◆ ABOUT THIS TASK
Find every line in the entries that holds the string "Total" and report it.

◆ DATA EXCERPTS
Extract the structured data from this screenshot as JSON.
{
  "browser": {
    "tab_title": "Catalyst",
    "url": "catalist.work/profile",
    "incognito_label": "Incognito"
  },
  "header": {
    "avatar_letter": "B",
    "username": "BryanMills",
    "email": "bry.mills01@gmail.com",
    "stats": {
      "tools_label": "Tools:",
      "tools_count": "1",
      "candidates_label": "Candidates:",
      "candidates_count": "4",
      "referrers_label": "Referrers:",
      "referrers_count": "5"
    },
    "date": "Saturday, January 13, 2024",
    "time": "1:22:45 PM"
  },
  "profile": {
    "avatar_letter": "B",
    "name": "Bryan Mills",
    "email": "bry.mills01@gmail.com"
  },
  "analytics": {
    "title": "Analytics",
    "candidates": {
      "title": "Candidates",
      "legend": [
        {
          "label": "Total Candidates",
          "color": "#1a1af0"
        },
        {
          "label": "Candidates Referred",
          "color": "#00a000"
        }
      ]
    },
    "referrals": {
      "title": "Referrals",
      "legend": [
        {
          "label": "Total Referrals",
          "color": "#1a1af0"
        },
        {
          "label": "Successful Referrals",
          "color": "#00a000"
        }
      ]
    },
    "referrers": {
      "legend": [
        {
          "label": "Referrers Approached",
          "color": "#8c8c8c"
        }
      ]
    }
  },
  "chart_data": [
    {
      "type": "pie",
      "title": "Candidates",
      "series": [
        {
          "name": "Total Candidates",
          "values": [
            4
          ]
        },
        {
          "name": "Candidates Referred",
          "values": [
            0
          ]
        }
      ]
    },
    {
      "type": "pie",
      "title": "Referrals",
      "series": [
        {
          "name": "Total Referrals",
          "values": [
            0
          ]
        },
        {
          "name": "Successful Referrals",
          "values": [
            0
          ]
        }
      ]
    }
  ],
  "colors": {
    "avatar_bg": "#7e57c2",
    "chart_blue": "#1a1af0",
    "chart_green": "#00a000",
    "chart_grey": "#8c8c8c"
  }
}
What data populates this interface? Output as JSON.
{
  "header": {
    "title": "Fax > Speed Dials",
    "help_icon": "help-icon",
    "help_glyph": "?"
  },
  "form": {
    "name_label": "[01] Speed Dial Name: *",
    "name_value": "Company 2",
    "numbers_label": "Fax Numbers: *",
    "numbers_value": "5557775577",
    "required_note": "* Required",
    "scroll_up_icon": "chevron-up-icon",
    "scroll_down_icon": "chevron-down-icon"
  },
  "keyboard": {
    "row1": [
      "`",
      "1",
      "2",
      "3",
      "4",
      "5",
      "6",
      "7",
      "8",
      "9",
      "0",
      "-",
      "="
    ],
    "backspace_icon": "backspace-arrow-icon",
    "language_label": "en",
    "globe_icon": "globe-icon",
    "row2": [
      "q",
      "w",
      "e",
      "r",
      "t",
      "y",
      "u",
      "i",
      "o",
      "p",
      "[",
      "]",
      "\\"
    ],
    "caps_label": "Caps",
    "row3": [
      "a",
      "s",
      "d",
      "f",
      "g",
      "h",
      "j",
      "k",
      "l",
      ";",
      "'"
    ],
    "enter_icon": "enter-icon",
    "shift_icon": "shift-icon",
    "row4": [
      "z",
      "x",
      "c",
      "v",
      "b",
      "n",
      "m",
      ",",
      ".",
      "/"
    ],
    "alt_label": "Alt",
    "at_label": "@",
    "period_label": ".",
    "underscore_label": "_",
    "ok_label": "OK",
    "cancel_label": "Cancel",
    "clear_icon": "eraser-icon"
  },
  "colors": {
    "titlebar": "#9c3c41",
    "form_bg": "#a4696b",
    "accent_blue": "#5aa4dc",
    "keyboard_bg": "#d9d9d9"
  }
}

◆ RESPONSE TO THIS EXERCISE
          "label": "Total Candidates",
          "label": "Total Referrals",
          "name": "Total Candidates",
          "name": "Total Referrals",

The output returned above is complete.